Foreclosure, the process of your mortgage lender repossessing your home, sounds scary and can leave you lying wide awake at night if you’ve missed a couple of house payments. However, the reality is that this process happens slowly and the lender will usually offer a number of ways that a homeowner can redeem their loan and keep possession of their home.
How long does a foreclosure take?
There are a number of steps that lead up to a bank filing for foreclosure on a property. Rarely, if ever, is the homeowner caught unaware.
- Notice of default. The first step in a foreclosure is a notice of default, which is usually issued within 30 days of a homeowner missing his or her fourth payment. This gives the homeowner notice of the impending foreclosure and usually from two to four months to get current on his or her payments.
- Negotiation period. During this period, the lender will often be willing to work with the homeowner to renegotiate the terms of the mortgage, forgive a portion of the arrears if there is a hardship involved, and or fold the arrears into the principal of a new loan. This usually halts all foreclosure action while negotiations are pending. Some states also offer mediation, where a court-appointed mediator attempts to help the lender and homeowner find a way for the homeowner to keep his or her home. Chapter 11 bankruptcy will also halt the foreclosure process and, if approved by the court, allow the homeowner to catch up on his or her payments over a period of up to five years.
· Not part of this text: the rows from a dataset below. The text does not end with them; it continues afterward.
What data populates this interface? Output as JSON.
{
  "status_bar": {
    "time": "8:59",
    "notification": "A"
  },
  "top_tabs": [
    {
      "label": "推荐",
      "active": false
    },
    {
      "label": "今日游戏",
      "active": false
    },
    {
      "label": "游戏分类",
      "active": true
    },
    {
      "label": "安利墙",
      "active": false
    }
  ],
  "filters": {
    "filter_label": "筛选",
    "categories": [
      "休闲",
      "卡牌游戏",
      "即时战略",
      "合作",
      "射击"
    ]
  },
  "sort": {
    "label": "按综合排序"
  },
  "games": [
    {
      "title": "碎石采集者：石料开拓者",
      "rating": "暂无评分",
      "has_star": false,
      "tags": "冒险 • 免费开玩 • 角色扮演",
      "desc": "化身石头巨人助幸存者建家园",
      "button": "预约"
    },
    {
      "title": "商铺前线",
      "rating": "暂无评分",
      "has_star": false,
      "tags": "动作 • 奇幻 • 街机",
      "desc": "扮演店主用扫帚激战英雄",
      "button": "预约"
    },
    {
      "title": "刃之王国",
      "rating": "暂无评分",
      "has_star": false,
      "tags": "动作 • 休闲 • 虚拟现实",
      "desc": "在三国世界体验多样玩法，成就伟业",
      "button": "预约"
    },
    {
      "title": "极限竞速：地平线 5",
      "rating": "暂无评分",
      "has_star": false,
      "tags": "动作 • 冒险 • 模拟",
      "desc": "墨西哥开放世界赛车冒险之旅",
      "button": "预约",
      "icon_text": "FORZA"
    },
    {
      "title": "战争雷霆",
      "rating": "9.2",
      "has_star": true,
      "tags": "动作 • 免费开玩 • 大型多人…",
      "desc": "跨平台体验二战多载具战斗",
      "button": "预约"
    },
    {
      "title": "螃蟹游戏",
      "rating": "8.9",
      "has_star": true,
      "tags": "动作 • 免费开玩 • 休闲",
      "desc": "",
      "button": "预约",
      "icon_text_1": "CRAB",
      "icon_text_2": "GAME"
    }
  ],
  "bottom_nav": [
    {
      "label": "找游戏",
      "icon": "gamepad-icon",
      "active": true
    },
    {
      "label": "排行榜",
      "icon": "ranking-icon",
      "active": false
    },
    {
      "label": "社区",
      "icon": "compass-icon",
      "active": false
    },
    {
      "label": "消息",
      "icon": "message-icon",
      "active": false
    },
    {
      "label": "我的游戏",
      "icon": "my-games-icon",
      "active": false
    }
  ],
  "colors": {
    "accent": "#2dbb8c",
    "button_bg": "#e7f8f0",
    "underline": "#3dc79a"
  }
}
- Redemption period. Virtually all states allow homeowners to remain in their homes until the foreclosure process has been completed. In most cases, the homeowners also has the option to “buy the property back” at the price it is being offered on the open market. (This can be much less than what the borrower owes on the mortgage.)
- Sale of the property. Lastly, the property is offered for sale either via a sheriff’s auction of when a real estate company. The homeowner is given at least 30 days notice of the sale and then has 30 days after the sale to vacant the property without eviction.
In general, the process from your lender filing a foreclosure action and you having to leave your home takes around a year. However, there are a number of ways to pause or halt those proceedings.
If you’re facing the foreclosure of your Southern California home, you need a good foreclosure attorney in Los Angeles to help you navigate the intricacies of foreclosure law. Foreclosure and bankruptcy law is complicated and you could hamper your case if you file the wrong papers or ignore a required step. To learn more about how you can possibly keep your home in spite of a foreclosure notice, contact Oaktree Law today at (562) 219-2979. We’ve been helping homeowners like you stay in their homes for more than a decade.